The children were less than a block away from home when Brenda suddenly stopped and cocked her head to one side. Rick hadn’t noticed at first that his sister had stopped and so continued walking another yard or so, stopping himself only after she did not answer when he’d asked what presents she hoped to find under their tree the next morning.

He turned to find her still standing there. “What’s the matter, Brenda?” he asked. 

“Quiet!” she whispered. “Do you hear that?”

“Hear what?” Rick glanced around then spoke again. “C‘mon, Brenda, it’s cold and I want to go home!”

But Brenda remained still, and Rick was about to complain again when he now heard it too: the sound of a small child crying nearby. “It sounds like it’s coming from over there,” he said, pointing to the old fir tree in the empty lot next to their house.

They set their packages down and ran over to the tree, and sure enough they found a child sitting there, shivering in the cold. The boy appeared to be just a little older than Brenda and was dressed in little more than old rags.

When they asked who he was the boy simply said, “I’m lost, and I am so cold and hungry!”

Brenda looked up at her brother. “Let’s bring him home and give him something to eat,” she said. “He can stay warm until we find out where he belongs.”

Rick frowned in reply. “I guess we should,” he conceded, “but I don’t think Daddy’s going to like it.”

Well, Rick was right.
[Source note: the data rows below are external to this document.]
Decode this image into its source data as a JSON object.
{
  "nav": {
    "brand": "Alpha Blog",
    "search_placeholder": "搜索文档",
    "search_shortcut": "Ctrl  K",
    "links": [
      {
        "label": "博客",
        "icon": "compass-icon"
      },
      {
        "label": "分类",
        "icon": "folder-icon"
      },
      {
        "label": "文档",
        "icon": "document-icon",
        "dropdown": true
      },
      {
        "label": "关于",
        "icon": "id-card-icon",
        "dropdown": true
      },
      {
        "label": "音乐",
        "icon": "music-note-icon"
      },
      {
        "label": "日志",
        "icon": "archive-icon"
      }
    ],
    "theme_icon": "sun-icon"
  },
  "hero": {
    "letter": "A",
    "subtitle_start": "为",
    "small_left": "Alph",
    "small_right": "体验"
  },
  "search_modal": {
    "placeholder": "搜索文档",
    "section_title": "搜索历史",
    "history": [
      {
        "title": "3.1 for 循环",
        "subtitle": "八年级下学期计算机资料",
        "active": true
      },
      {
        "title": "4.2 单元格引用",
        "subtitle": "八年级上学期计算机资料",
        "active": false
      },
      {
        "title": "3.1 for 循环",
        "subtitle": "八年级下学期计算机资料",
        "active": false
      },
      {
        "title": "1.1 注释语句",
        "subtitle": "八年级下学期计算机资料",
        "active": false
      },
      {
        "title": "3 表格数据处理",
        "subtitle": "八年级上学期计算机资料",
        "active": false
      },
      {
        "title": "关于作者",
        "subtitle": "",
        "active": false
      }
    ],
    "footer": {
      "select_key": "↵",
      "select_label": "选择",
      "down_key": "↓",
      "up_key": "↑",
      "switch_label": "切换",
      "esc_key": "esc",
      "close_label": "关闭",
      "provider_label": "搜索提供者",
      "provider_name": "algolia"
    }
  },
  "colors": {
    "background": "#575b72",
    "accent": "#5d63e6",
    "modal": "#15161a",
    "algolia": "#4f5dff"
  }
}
When the three of them arrived home Rick and Brenda’s father began carrying on about the dangers of bringing strangers home and didn’t they know it was Christmas Eve and how in the world were they supposed to find this child’s parents at this time of night? His yelling and screaming attracted the attention of some of the neighbors, who soon began congregating in the yard for a glimpse of the unknown ctranger who had created such a stir.

Rick and Brenda paid them no mind. They gave the child some of the warm soup and roast beef their mother had made for dinner, and Rick found a set of his old clothes the boy could change into. The child warmed himself before the fire for a moment before he announced that it was time to go; Rick and Brenda followed him out into the front yard where the small crowd was still gathered.

The boy turned then and spoke to the children who had helped him. “May God in Heaven reward you for your kindness,” he told them. And at that moment a bright light shone down from the sky, and there in the yard before the startled eyes of all who had gathered there appeared a number of small children, all dressed in sparkling, silver robes and holding golden harps and lutes in their hands as they sang. 

Full of wonder at the sight, the crowd turned back to face the stranger again – only to find that he was now clad in gold and wore a glistening crown upon his soft hair. He turned to Rick and Brenda and in a sweet and soft voice said,  “I am the Christ Child, who wanders the world this time each year seeking to bring joy and good things to loving children. Because of your generosity this night, I will leave with you my blessing.”

Then he waved his arm in the direction of the dying fir, which was suddenly transformed into a stately, vibrantly alive Christmas Tree laden with golden apples and ripe berries. And with that the Child – together with the singing children, whom Brenda would later declare had been a host of angels – vanished from their sight, leaving in their wake a renewed sense of peace and love among those who had witnessed the wondrous events of that night. 

And every year after that, each Christmas until they became grown, the tree bore the same wonderful fruit in honor of Rick and Brenda. And the story spread throughout the town, and each year the people of Eureka Creek came to view the tree and remembered the loving kindness shown to a stranger by two of the smallest among them, and rejoiced to know they had at last witnessed a true miracle...

(Copyright 2013 by JAS)